There’s a short film Sir Richard Branson’s been facebooking, instagramming and tweeting about lately. It’s called Sides Of A Horn and it’s promising to open our eyes to the horrors of wildlife crime the way Blood Diamond (2007) opened our eyes to the illegal diamond trade. We had a chat to writer and director Toby Wosskow about why he felt compelled to make this film and how it all evolved from a Kickstarter campaign to being backed by the Virgin boss himself!
When L-A based filmmaker Toby Wosskow went on a holiday to South Africa a few years ago, he was struck by what he calls the “vicious beauty” of a white rhino and at the same time, devastated to learn they were being slaughtered to the brink of extinction for their horns. He spent months on the ground speaking with locals only to discover communities were being torn apart by a deadly poaching war no one seems to be talking about. So he teamed up with South African star and producer Emmanuel Castis and, he made a movie about it.
Sides Of A Horn is the story of two brothers living in poverty who find themselves on opposite sides of the poaching war. One is a ranger desperately trying to save the rhino and the other, a poacher desperately trying to make a living.
“While this film is scripted and fictional,” Wosskow explains,”there is not one thing in it – one storyline, one character, one line of dialogue that is not based on truth.” A truth that is extremely confronting.

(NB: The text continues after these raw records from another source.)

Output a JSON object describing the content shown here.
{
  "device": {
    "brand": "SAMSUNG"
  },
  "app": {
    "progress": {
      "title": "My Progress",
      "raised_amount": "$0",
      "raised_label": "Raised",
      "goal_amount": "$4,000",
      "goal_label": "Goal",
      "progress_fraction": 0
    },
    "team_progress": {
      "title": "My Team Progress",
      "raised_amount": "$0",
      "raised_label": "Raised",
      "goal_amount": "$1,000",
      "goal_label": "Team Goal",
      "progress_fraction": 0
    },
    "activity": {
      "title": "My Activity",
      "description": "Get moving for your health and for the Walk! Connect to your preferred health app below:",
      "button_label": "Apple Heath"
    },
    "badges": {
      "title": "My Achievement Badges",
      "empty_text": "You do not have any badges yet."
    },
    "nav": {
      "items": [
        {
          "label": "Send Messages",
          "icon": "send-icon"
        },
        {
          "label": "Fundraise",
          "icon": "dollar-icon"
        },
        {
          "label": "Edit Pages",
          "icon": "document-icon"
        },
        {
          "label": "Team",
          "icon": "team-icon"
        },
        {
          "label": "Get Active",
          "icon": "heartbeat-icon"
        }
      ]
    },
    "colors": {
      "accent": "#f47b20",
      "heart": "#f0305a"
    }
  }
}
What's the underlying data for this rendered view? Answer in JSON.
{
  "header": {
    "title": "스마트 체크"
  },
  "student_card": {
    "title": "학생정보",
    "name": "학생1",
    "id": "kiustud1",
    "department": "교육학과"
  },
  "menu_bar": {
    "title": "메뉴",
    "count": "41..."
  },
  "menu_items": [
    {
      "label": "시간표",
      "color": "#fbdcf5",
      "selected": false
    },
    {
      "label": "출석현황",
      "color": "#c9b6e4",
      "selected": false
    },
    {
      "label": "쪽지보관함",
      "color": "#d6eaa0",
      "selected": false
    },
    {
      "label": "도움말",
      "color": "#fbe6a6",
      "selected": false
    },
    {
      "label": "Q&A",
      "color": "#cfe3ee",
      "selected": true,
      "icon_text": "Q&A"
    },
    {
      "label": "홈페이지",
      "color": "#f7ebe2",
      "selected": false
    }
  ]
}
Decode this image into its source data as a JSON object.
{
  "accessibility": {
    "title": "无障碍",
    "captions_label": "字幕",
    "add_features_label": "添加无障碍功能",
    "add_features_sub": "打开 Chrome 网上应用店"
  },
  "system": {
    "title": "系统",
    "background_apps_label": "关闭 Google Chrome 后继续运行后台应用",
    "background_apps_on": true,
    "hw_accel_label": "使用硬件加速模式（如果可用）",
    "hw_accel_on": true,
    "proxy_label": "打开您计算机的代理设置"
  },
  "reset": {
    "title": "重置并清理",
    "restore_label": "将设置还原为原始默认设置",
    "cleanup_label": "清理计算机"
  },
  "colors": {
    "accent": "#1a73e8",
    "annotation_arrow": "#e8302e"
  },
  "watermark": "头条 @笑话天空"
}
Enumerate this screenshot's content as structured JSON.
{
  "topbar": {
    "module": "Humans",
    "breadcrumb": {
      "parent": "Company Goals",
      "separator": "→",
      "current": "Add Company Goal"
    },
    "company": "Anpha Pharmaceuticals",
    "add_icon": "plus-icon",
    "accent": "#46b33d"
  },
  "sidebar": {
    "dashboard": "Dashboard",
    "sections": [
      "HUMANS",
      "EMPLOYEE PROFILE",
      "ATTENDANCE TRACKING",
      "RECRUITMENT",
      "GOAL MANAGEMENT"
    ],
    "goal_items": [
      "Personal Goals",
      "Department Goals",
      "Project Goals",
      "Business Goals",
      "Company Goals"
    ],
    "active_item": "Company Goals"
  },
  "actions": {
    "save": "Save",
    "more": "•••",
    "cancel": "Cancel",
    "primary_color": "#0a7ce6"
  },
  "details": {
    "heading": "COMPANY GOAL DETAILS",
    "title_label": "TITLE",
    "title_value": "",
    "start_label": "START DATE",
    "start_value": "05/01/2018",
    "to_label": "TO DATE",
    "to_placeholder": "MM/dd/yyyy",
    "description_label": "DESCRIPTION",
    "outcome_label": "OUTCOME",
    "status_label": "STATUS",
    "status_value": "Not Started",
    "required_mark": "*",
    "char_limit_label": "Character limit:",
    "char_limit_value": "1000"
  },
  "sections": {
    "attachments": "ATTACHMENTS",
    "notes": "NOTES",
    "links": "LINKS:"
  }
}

Poaching is now the fourth largest illegal industry in the world. A single rhino horn can fetch up to US $300,000 on the Asian black market making it, by weight, worth more than gold and cocaine. The overseas demand for rhino horn has triggered a deadly war in South African communities where the animals are supposed to be protected. Rangers are finding themselves in frequent shootouts with poachers, while many poachers are simply locals living in crippling poverty who feel they have no choice but to survive on the illegal wildlife trade.
And as the human death toll keeps rising, the white rhino may no longer exist in the wild by the year 2023 – that’s only 5 years away.
“We can stop this war and save this species, but the first step is awareness,” it reads on the movie’s Kickstarter page. It’s this sense of urgency and Wosskow‘s hope in making a difference that makes it easy to see why over 230 people from around the world, including avid conservationist and humanitarian Sir Richard Branson have pledged their support.
View this post on Instagram
Special times with our @sidesofahorn Executive Producer @richardbranson at the @neckercup in support of @virginunite and other extraordinary charities. This island has more animal species than almost any other island on earth, a testament to Sir Richard’s dedication to our planet.
“Through the Virgin Group, we were able to get the film in front of Sir Richard upon completion,” Wosskow explains. “Literally that same day, he watched and had an incredibly positive response. He immediately came on board as our Executive Producer and is helping us to get the film out to the world.”
Sir Richard Branson is not only spreading the word to his 15 million-plus followers on social media, but also raising awareness on his blog: “The rhino is one of Africa’s most precious assets,” he writes. “An animal that has hardly changed in 50 million years – a living, breathing time machine. I hope my grandchildren will be able to experience their fierce beauty, not talk about their sad (and wholly preventable) demise.”
This is the first time a movie is delving into both sides of the poaching war. Just as Blood Diamond (2007) instilled a consciousness in all of us about where our diamonds were coming from, Sides Of A Horn is promising to do the same about products made from rhino horn and the impacts of poaching on both animal and human.
Wosskow’s obviously hopeful for some kind of change but his expectations are completely realistic. The movie isn’t about finding an answer to the crisis, “it is to create a conversation,” he says. “I believe positive change can only begin with open dialogue, and in order to have open dialogue, you have to understand both sides of an issue.”
With Sir Richard on board as EP and screenings underway in L.A and Johannesburg, the message is slowly getting out there. Wosskow and his team now have their sights set on releasing the movie internationally. They have partnered with the African Wildlife Foundation to raise funds for the project. If you’d like to support their global activation campaign and help save the rhinos too, you can find more info HERE.